#### DATA EXCERPTS
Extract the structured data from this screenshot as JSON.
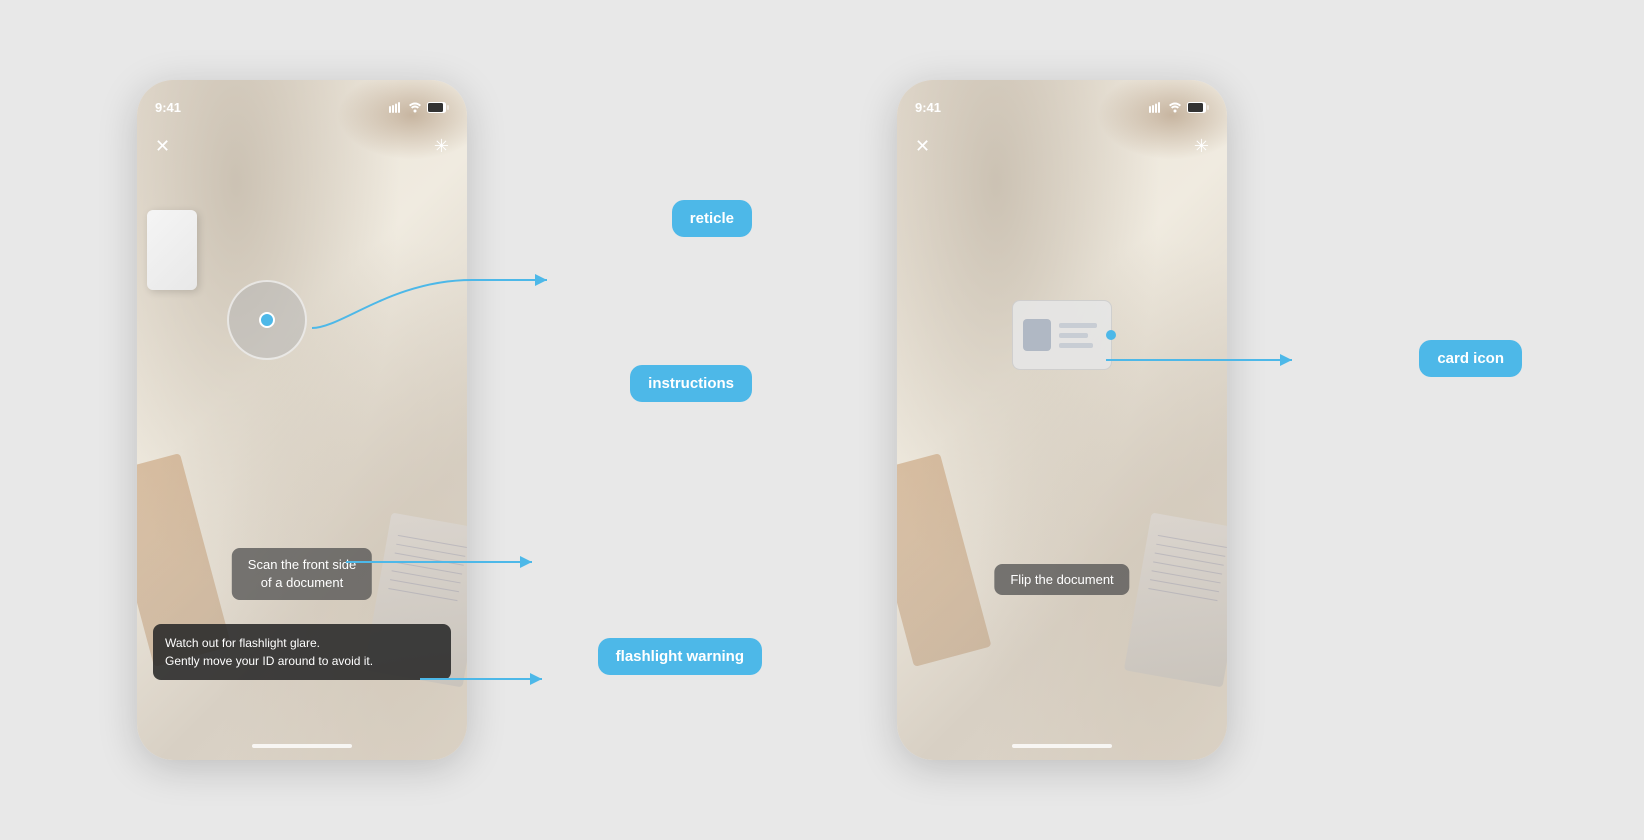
{
  "page": {
    "background_color": "#e8e8e8"
  },
  "phone1": {
    "status_time": "9:41",
    "close_button": "✕",
    "flashlight_button": "✳",
    "reticle_label": "reticle",
    "instructions_label": "instructions",
    "flashlight_warning_label": "flashlight warning",
    "instructions_text_line1": "Scan the front side",
    "instructions_text_line2": "of a document",
    "flashlight_text_line1": "Watch out for flashlight glare.",
    "flashlight_text_line2": "Gently move your ID around to avoid it."
  },
  "phone2": {
    "status_time": "9:41",
    "close_button": "✕",
    "flashlight_button": "✳",
    "card_icon_label": "card icon",
    "flip_document_text": "Flip the document"
  }
}
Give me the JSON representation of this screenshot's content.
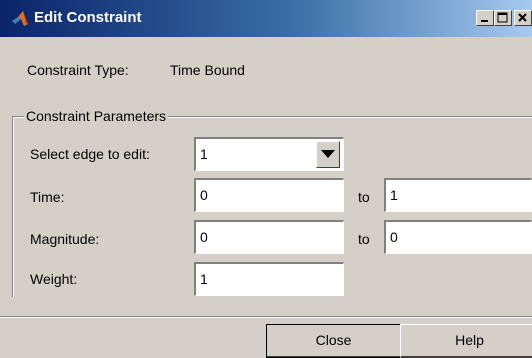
{
  "window": {
    "title": "Edit Constraint",
    "icons": [
      "matlab-logo-icon",
      "minimize-icon",
      "maximize-icon",
      "close-icon"
    ]
  },
  "constraint": {
    "type_label": "Constraint Type:",
    "type_value": "Time Bound"
  },
  "parameters": {
    "group_title": "Constraint Parameters",
    "edge_label": "Select edge to edit:",
    "edge_value": "1",
    "time_label": "Time:",
    "time_from": "0",
    "time_to": "1",
    "magnitude_label": "Magnitude:",
    "magnitude_from": "0",
    "magnitude_to": "0",
    "weight_label": "Weight:",
    "weight_value": "1",
    "to_label": "to"
  },
  "buttons": {
    "close": "Close",
    "help": "Help"
  }
}
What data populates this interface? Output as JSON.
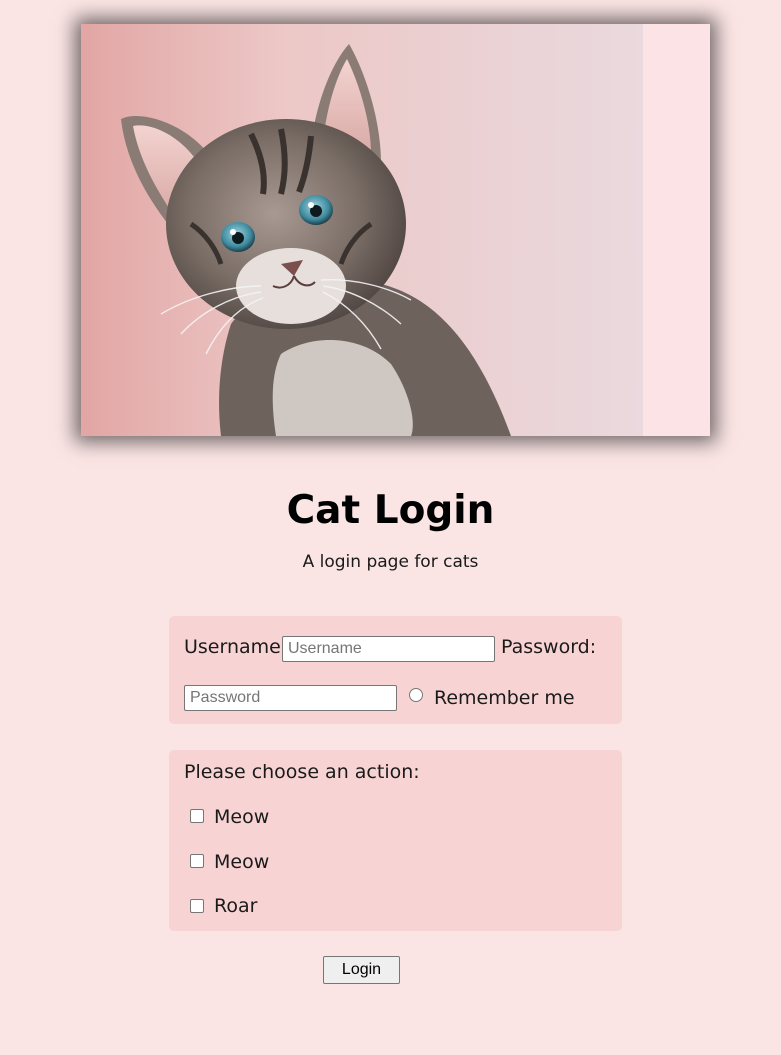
{
  "header": {
    "image_alt": "kitten photo",
    "title": "Cat Login",
    "subtitle": "A login page for cats"
  },
  "login_form": {
    "username_label": "Username:",
    "username_placeholder": "Username",
    "username_value": "",
    "password_label": "Password:",
    "password_placeholder": "Password",
    "password_value": "",
    "remember_label": "Remember me",
    "remember_checked": false
  },
  "action_form": {
    "prompt": "Please choose an action:",
    "options": [
      {
        "label": "Meow",
        "checked": false
      },
      {
        "label": "Meow",
        "checked": false
      },
      {
        "label": "Roar",
        "checked": false
      }
    ]
  },
  "submit": {
    "label": "Login"
  },
  "colors": {
    "page_background": "#fae4e4",
    "fieldset_background": "#f7d4d3"
  }
}
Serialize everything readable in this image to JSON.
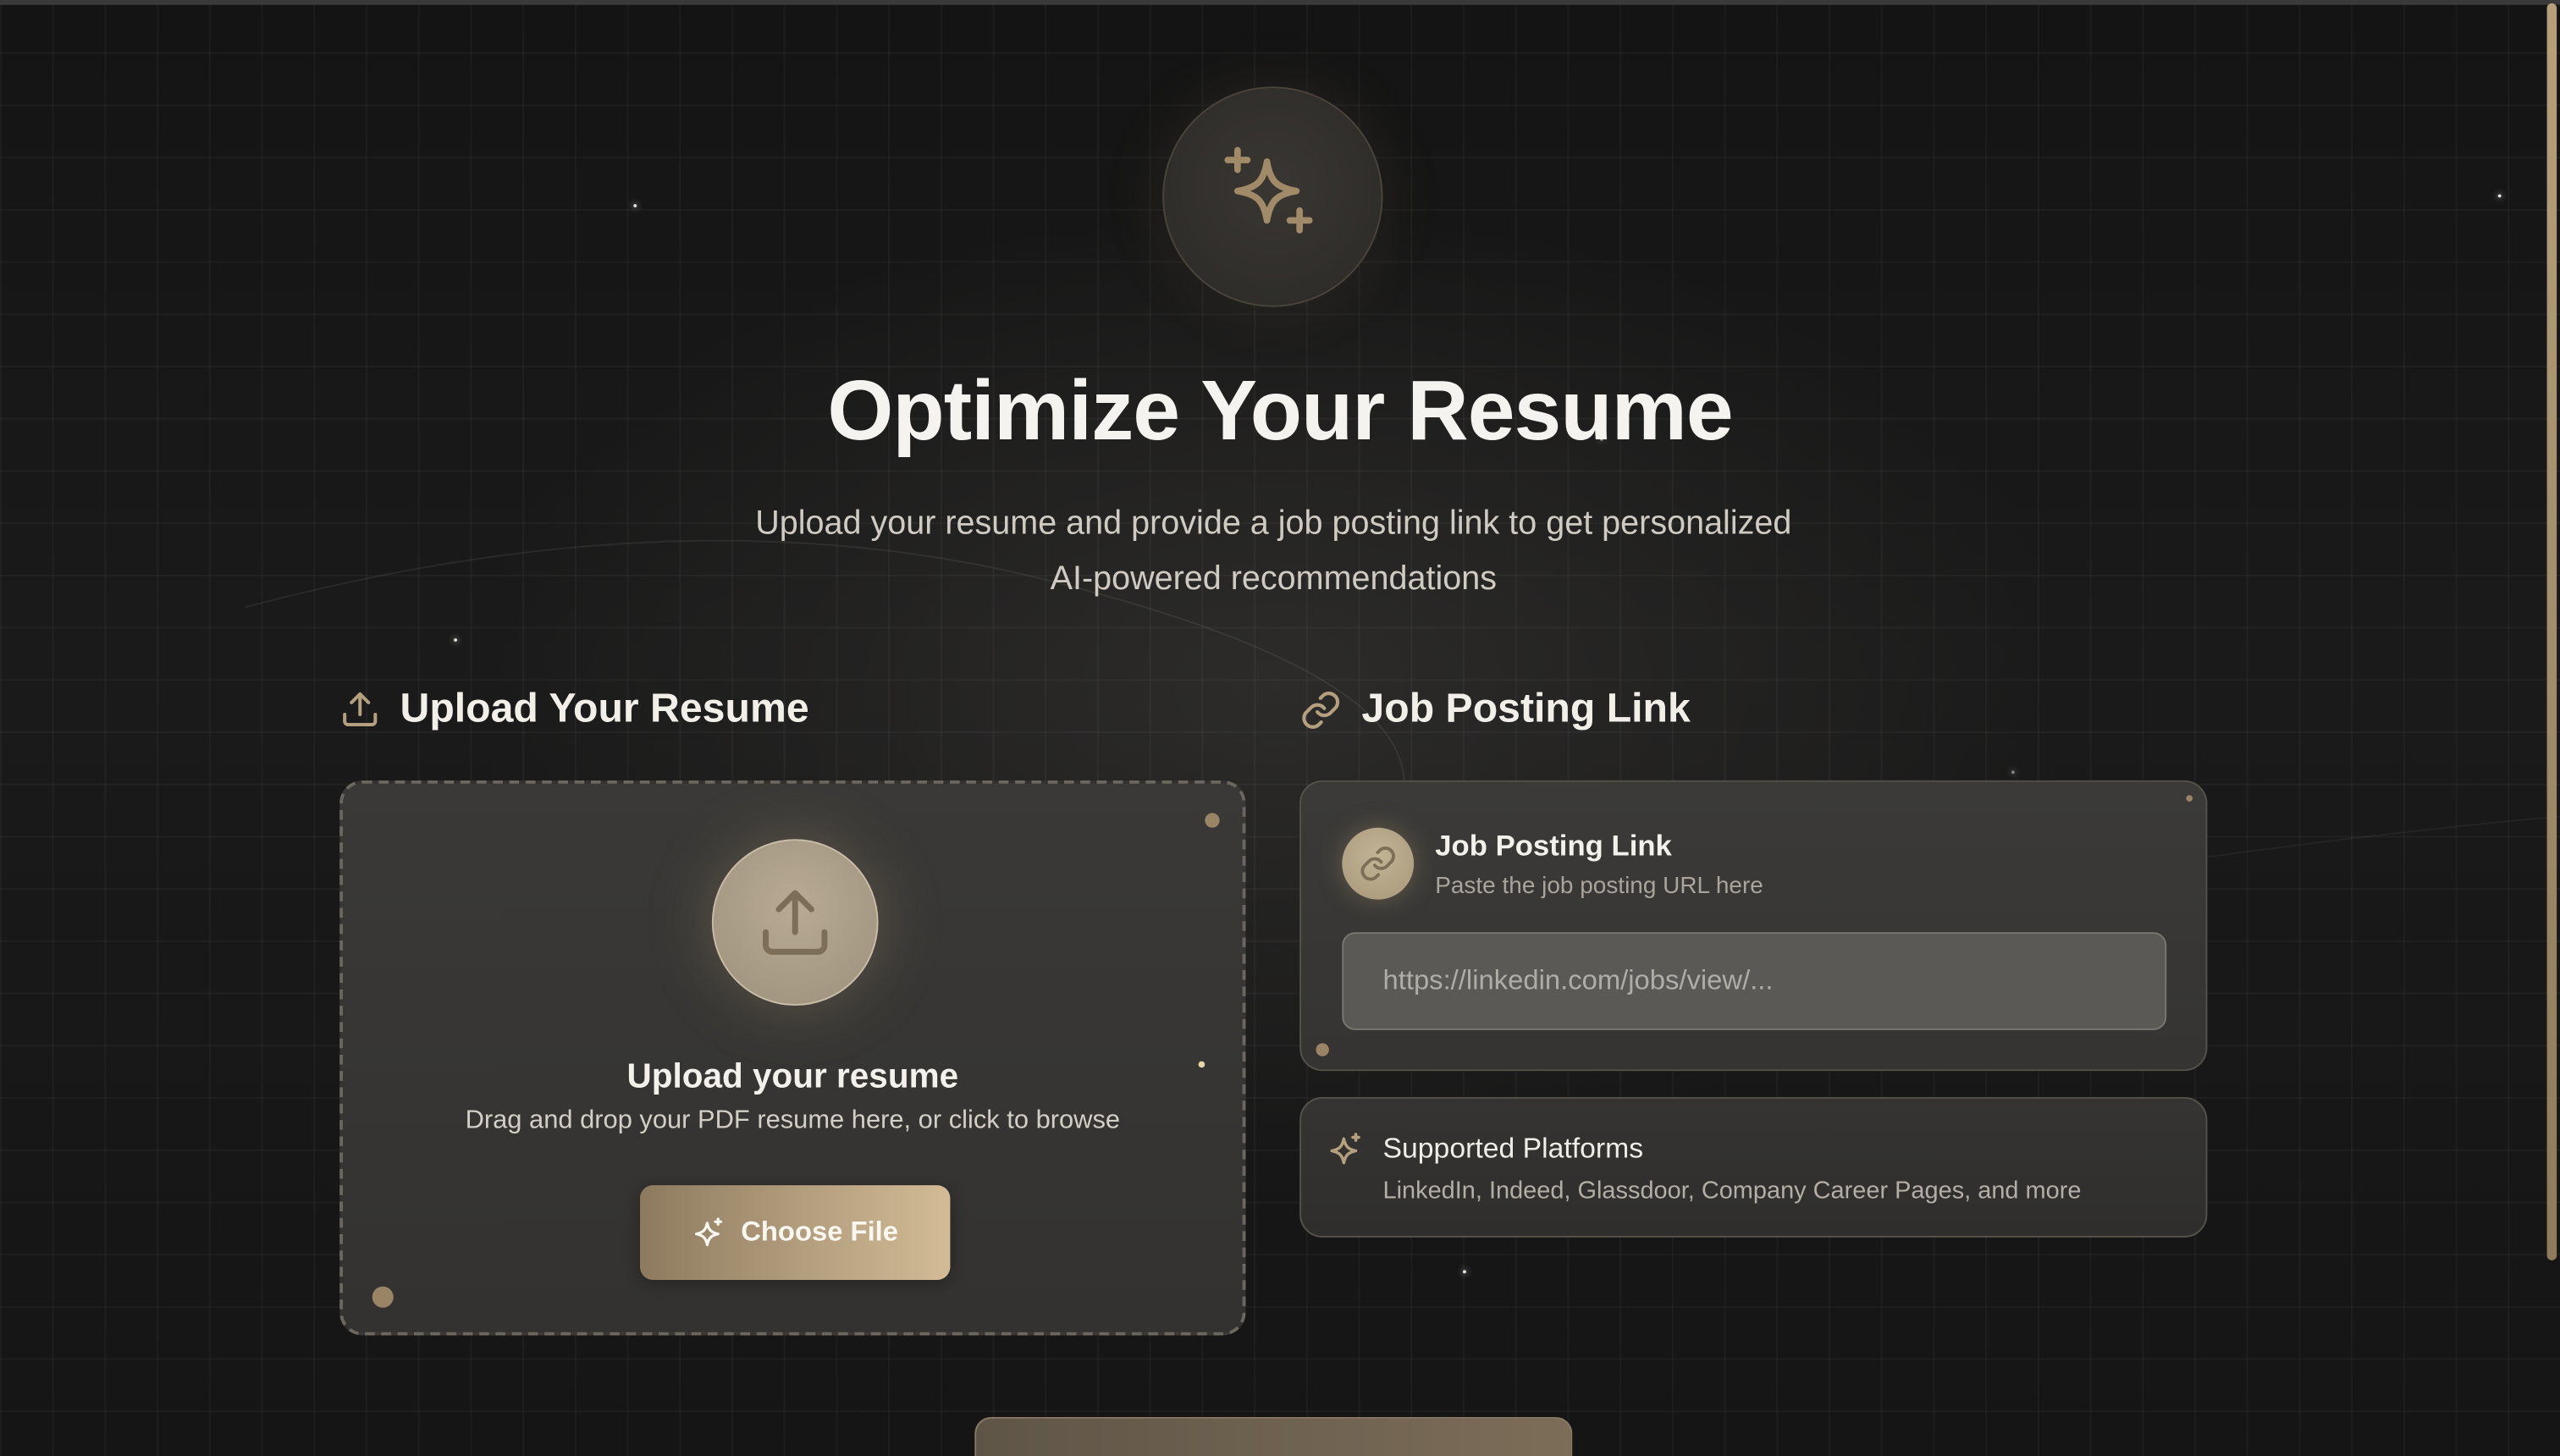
{
  "hero": {
    "badge_icon": "sparkles-icon",
    "title": "Optimize Your Resume",
    "subtitle_line1": "Upload your resume and provide a job posting link to get personalized",
    "subtitle_line2": "AI-powered recommendations"
  },
  "upload_section": {
    "heading": "Upload Your Resume",
    "heading_icon": "upload-icon",
    "card_title": "Upload your resume",
    "card_desc": "Drag and drop your PDF resume here, or click to browse",
    "button_label": "Choose File",
    "button_icon": "sparkles-icon"
  },
  "job_section": {
    "heading": "Job Posting Link",
    "heading_icon": "link-icon",
    "card_title": "Job Posting Link",
    "card_subtitle": "Paste the job posting URL here",
    "input_placeholder": "https://linkedin.com/jobs/view/...",
    "input_value": ""
  },
  "platforms": {
    "title": "Supported Platforms",
    "desc": "LinkedIn, Indeed, Glassdoor, Company Career Pages, and more",
    "icon": "sparkles-icon"
  },
  "colors": {
    "accent_gold": "#b49f7f",
    "background": "#141414",
    "card": "#3a3937"
  }
}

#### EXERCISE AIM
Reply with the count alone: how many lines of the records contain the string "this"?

#### RESPONSE TO THE TASK
4